A Filthy Orgy may not be a total disaster – the production is raw but biting and discernible, and the speedy guitar solos are eerie and melodic – but the riffs are tired, inoffensive, and so repetitive they make the songs feel twice as long as they actually are. I appreciate Morbid Slaughter’s intent to raise the old-school flag, but it comes across as contrived and insincere at best, and an excuse for lazy songwriting and poor musicianship at worst. Whereas works like Sarcofago’s INRI felt courageous and revolutionary despite their sloppiness, this feels like a carbon-copy of a carbon-copy of a carbon-copy, churned out by a group who have probably analyzed the metal scene with scholarly abandon, right down to the “v”s instead of “u”s in the album cover. Rather than filling me with riotous spirit, this makes me long for a time when everything was fresh, as opposed to retro-this, retro-that. Even in metal, trveness only gets you so far – bad music is bad music, and there’s nothing here to keep one coming back. Or even have one visit in the first place.

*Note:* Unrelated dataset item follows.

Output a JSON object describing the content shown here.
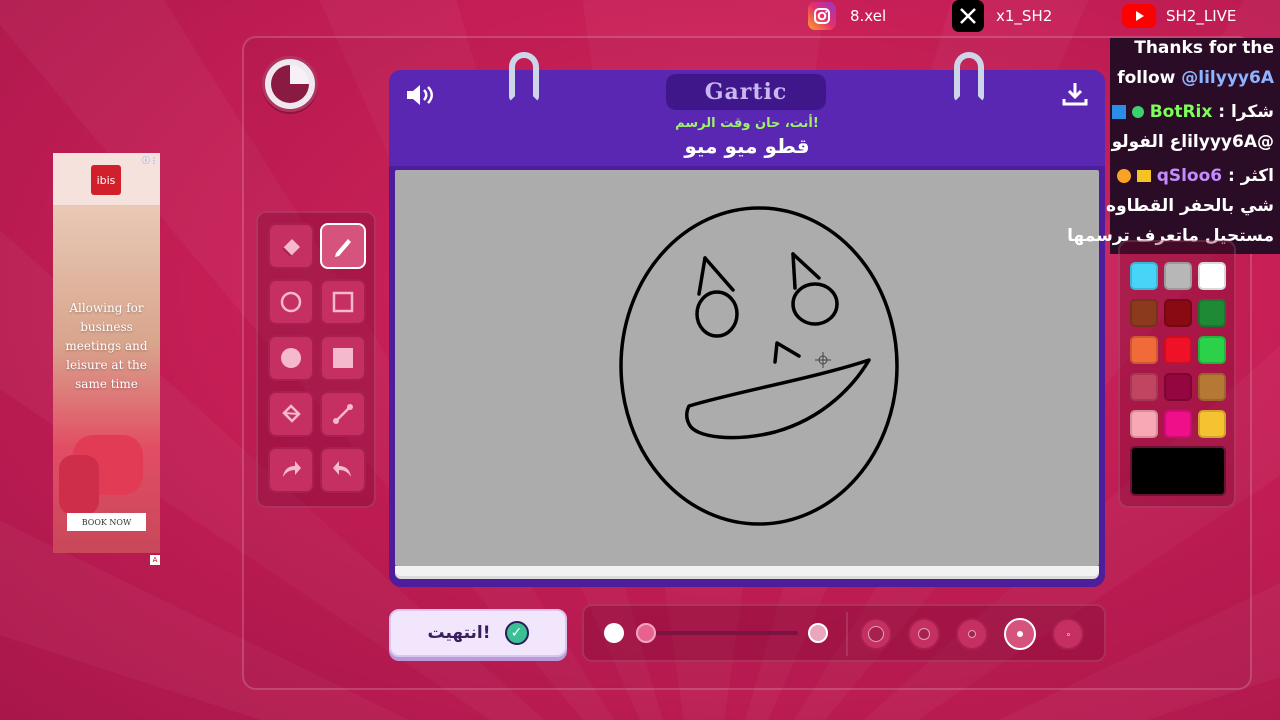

Rating: 1.5/5.0
DR: 7 | Format Reviewed: 256 kbps mp3
Label: Boris Records
Website: facebook.com/morbidslaughter
Releases Worldwide: September 4th, 2015